  • Not a big crowd for a Thursday night game against a Western Conference team, but those who were there let Mike Richards know they remember him and don’t like him very much.
  • While overall more solid in the first period, the Panthers took some sloppy offensive zone penalties. The Panthers need to tighten things down and play better in the offensive zone.
  • Bergenheim’s goal was once again the result of good work by Marcel Goc. Goc drew the attention of several Kings, then dished the puck to Bergenheim. No one was paying attention to Bergy and I don’t think Jonathan Quick even saw the shot coming.
  • The Panthers could possibly use a bigger guy on the first line. Tomas Fleischmann is having trouble getting around or through guys. Stephen Weiss isn’t exactly the biggest guy either, and a big forward who can skate might help them get into better position to make shots, instead of fighting to get the puck in the zone and then maybe getting one shot off before it goes the other way. That said, Fleischmann did win a puck battle behind the net to get the pass off to Santorelli for a goal.

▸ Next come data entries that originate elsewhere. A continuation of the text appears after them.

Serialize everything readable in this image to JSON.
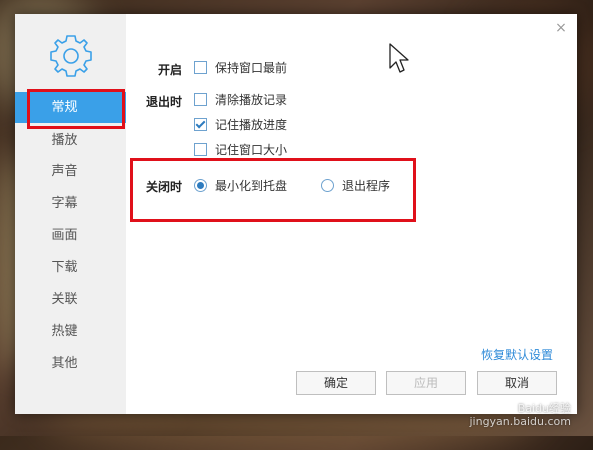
{
  "dialog": {
    "close_label": "×"
  },
  "sidebar": {
    "icon": "gear-icon",
    "items": [
      {
        "label": "常规",
        "active": true
      },
      {
        "label": "播放"
      },
      {
        "label": "声音"
      },
      {
        "label": "字幕"
      },
      {
        "label": "画面"
      },
      {
        "label": "下载"
      },
      {
        "label": "关联"
      },
      {
        "label": "热键"
      },
      {
        "label": "其他"
      }
    ]
  },
  "settings": {
    "startup": {
      "label": "开启",
      "options": [
        {
          "label": "保持窗口最前",
          "checked": false
        }
      ]
    },
    "on_exit": {
      "label": "退出时",
      "options": [
        {
          "label": "清除播放记录",
          "checked": false
        },
        {
          "label": "记住播放进度",
          "checked": true
        },
        {
          "label": "记住窗口大小",
          "checked": false
        }
      ]
    },
    "on_close": {
      "label": "关闭时",
      "options": [
        {
          "label": "最小化到托盘",
          "selected": true
        },
        {
          "label": "退出程序",
          "selected": false
        }
      ]
    }
  },
  "footer": {
    "restore_defaults": "恢复默认设置",
    "ok": "确定",
    "apply": "应用",
    "cancel": "取消"
  },
  "watermark": {
    "line1": "Baidu经验",
    "line2": "jingyan.baidu.com"
  },
  "colors": {
    "accent": "#3aa0e8",
    "highlight_box": "#e0101a"
  }
}
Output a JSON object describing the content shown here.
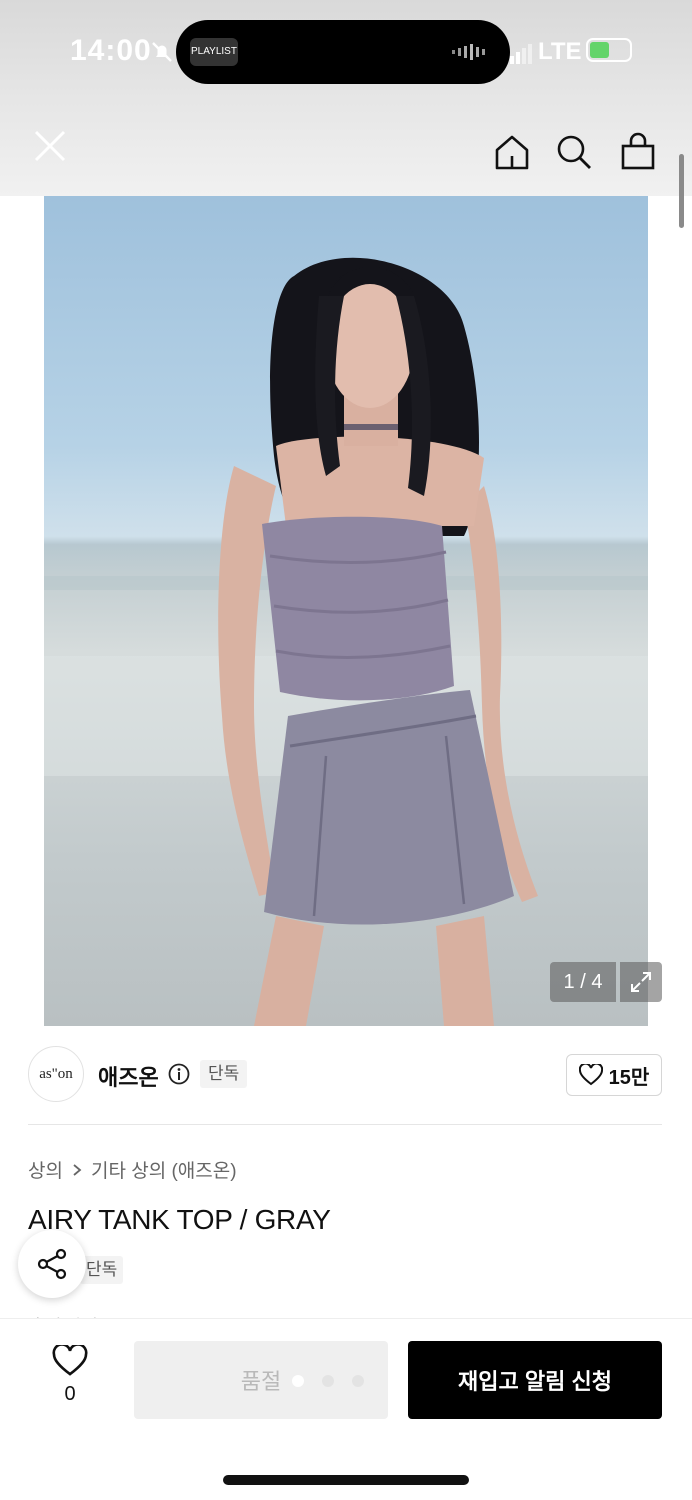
{
  "status": {
    "time": "14:00",
    "island_app": "PLAYLIST",
    "network": "LTE",
    "battery_level": 0.5
  },
  "header": {
    "close_icon": "close-icon",
    "home_icon": "home-icon",
    "search_icon": "search-icon",
    "bag_icon": "shopping-bag-icon"
  },
  "gallery": {
    "counter": "1 / 4",
    "expand_icon": "expand-icon"
  },
  "brand": {
    "logo_text": "as\"on",
    "name": "애즈온",
    "badge": "단독",
    "likes": "15만"
  },
  "product": {
    "breadcrumb": [
      "상의",
      "기타 상의 (애즈온)"
    ],
    "title": "AIRY TANK TOP / GRAY",
    "badge": "단독",
    "cutoff_text": "후기 상세"
  },
  "bottom": {
    "wish_count": "0",
    "soldout_label": "품절",
    "restock_label": "재입고 알림 신청"
  },
  "colors": {
    "accent": "#000000",
    "disabled_bg": "#efefef",
    "disabled_text": "#b9b9b9",
    "battery": "#64d46a"
  }
}
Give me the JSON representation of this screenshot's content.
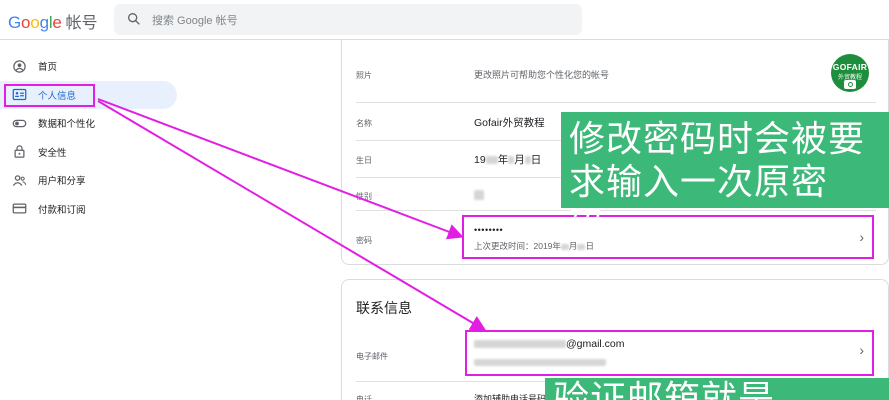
{
  "header": {
    "logo_letters": [
      "G",
      "o",
      "o",
      "g",
      "l",
      "e"
    ],
    "logo_suffix": "帐号",
    "search_placeholder": "搜索 Google 帐号"
  },
  "sidebar": {
    "items": [
      {
        "label": "首页",
        "icon": "home-icon"
      },
      {
        "label": "个人信息",
        "icon": "id-card-icon",
        "active": true
      },
      {
        "label": "数据和个性化",
        "icon": "toggle-icon"
      },
      {
        "label": "安全性",
        "icon": "lock-icon"
      },
      {
        "label": "用户和分享",
        "icon": "people-icon"
      },
      {
        "label": "付款和订阅",
        "icon": "credit-card-icon"
      }
    ]
  },
  "basic_info": {
    "photo_label": "照片",
    "photo_desc": "更改照片可帮助您个性化您的帐号",
    "avatar_text1": "GOFAIR",
    "avatar_text2": "外贸教程",
    "name_label": "名称",
    "name_value": "Gofair外贸教程",
    "birthday_label": "生日",
    "birthday_y": "19",
    "birthday_m": "年",
    "birthday_d": "月",
    "birthday_e": "日",
    "gender_label": "性别",
    "password_label": "密码",
    "password_value": "••••••••",
    "password_changed": "上次更改时间：2019年",
    "password_changed_m": "月",
    "password_changed_d": "日"
  },
  "contact_info": {
    "title": "联系信息",
    "email_label": "电子邮件",
    "email_suffix": "@gmail.com",
    "phone_label": "电话",
    "phone_value": "添加辅助电话号码"
  },
  "annotations": {
    "note1_line1": "修改密码时会被要",
    "note1_line2": "求输入一次原密码。",
    "note2_text": "验证邮箱就是……"
  },
  "colors": {
    "highlight": "#e31ee3",
    "note_bg": "#3cb878",
    "active_nav": "#e8f0fe"
  }
}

  • The Panthers two second period goals were scored off the transition. When they skate, the Cats are good at scoring goals as they speed into the zone. They still need to work on holding the puck in the zone for second chances.
  • The second period was much better than the first. After being outshot 11-5 in the first, they outshot the Kings 6-3 in the second and outscored them 2-0.
  • A little bit was made of Sean Bergenheim’s hit on Mike Richards a few months ago that gave Richards a concussion and the possibility of retribution, but both players looked like they were more interested in scoring goals than in much of anything else.
  • Mike Santorelli earned himself a promotion with his good play in the game, taking Matt Bradley’s place on right wing on the Matthias line.
  • The Panthers were shot blocking machines, blocking eighteen shots to the Kings’ four. Taking the lead were Mike Weaver and Jason Garrison with four each.

John’s First Star: Marcel Goc. The Cats missed Goc during the middle of the season and since his return, his play has been steadily improving back to his early season form. Goc is a smart player and a hard worker who has played on all four lines in his NHL career. Tonight, his line with Mikael Samuelsson and Sean Bergenheim were active all game and he made good plays on both sides of the puck.

John’s Worst Star: Stephen Weiss. If it wasn’t for his offensive zone hooking penalty in the first, not getting himself into position to take a pass from Kris Versteeg on a 2-on-1, or missing Duston Brown’s pass to Drew Doughty on his goal, he would have been the most invisible player in the game. The best part of Weiss’ game tonight was his 12 faceoff wins, the last of which ended up on Matt Bradley’s stick and into an empty net for the late insurance goal.